Items from a dataset
:::::
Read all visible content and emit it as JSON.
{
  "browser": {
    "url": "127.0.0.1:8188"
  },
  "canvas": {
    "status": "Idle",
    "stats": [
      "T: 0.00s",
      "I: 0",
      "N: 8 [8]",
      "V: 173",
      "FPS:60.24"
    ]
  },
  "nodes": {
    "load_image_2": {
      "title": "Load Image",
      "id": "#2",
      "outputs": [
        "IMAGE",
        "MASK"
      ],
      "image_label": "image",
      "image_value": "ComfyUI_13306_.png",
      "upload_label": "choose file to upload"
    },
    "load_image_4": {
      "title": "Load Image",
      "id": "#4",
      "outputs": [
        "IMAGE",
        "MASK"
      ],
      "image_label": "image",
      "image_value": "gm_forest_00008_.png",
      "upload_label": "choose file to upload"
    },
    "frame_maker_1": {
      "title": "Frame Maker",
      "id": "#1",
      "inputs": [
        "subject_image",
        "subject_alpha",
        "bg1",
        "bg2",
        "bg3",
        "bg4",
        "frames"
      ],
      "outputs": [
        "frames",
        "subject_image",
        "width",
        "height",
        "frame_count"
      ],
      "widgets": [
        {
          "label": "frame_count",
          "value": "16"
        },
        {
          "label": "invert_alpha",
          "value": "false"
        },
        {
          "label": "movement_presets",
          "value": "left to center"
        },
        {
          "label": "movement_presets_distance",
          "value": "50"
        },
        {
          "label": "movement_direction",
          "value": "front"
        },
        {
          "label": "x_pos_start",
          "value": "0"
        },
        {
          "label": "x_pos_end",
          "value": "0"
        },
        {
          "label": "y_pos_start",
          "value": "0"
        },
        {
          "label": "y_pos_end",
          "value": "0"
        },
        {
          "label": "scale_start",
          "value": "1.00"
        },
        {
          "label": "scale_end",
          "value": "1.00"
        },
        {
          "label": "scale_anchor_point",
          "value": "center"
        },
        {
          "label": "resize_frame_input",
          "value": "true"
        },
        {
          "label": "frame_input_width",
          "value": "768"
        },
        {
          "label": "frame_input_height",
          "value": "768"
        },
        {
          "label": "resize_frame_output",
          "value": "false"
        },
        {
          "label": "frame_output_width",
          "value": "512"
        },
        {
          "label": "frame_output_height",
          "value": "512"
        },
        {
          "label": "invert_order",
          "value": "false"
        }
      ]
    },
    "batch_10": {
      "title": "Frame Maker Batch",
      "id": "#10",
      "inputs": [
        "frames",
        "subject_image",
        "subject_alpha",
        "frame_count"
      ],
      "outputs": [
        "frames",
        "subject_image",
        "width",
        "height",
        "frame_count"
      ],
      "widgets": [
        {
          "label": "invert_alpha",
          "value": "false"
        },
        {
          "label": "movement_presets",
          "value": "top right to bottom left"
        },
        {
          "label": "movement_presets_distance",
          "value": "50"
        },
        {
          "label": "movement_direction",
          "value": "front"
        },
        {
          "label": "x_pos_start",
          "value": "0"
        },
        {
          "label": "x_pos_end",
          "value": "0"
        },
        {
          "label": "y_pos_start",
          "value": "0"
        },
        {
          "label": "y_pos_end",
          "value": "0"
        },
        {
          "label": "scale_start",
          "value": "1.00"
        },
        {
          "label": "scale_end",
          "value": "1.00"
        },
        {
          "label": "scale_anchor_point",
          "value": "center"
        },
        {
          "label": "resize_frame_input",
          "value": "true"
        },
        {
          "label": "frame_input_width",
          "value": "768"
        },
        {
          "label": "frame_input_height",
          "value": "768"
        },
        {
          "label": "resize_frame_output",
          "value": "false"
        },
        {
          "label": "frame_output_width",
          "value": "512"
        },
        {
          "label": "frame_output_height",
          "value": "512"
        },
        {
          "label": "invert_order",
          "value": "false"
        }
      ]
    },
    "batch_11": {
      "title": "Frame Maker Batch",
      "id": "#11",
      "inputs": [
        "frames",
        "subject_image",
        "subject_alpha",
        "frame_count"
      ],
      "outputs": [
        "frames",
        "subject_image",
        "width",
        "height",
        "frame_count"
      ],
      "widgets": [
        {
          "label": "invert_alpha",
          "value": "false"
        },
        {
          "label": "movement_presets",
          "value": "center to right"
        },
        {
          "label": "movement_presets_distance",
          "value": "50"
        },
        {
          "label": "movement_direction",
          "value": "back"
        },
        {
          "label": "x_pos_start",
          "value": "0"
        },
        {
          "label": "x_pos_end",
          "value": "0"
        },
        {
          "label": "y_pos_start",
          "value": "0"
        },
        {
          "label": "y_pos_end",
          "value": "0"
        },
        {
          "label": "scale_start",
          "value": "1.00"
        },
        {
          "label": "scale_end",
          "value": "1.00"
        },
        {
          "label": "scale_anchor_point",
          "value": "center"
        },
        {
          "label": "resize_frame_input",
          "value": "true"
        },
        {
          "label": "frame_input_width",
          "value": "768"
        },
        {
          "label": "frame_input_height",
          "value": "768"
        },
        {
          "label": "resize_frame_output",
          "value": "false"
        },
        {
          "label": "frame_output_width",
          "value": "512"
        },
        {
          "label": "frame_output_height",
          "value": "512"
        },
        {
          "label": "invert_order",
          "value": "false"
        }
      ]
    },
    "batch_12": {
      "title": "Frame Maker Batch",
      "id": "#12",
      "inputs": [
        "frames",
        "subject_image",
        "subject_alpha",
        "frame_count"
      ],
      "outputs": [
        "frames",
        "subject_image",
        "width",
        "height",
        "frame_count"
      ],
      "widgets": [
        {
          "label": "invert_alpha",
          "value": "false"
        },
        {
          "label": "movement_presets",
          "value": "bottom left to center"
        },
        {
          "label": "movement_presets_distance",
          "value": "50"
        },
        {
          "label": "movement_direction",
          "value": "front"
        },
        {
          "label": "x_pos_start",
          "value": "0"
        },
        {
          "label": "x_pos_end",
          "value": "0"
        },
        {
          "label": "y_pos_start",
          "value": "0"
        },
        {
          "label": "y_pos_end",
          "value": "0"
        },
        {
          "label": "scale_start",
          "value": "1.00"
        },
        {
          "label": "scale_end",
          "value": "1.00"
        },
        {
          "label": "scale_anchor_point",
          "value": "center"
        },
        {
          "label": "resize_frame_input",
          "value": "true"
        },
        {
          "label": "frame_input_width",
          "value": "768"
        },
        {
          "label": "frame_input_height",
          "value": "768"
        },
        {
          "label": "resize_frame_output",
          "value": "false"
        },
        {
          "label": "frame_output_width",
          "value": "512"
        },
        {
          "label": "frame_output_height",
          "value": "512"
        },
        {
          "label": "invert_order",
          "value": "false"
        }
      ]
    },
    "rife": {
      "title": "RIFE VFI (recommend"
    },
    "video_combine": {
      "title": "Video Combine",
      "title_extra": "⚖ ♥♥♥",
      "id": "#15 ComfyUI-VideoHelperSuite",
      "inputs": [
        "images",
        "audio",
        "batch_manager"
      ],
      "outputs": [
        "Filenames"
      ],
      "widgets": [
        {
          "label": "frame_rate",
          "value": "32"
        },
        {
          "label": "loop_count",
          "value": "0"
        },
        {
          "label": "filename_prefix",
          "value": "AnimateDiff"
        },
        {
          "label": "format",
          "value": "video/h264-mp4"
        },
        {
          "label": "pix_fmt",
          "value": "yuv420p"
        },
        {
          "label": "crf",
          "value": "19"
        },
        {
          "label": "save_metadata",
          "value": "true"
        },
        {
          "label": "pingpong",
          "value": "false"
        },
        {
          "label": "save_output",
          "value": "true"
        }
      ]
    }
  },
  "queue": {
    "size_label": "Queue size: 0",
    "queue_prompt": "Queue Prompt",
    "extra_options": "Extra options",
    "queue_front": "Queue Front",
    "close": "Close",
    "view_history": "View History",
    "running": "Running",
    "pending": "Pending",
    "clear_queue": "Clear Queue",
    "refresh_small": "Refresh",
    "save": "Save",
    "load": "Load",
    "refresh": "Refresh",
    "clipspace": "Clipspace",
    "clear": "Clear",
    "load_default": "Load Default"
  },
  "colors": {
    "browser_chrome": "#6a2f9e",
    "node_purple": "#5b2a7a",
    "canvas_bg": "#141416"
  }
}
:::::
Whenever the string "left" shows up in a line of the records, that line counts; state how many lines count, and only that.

3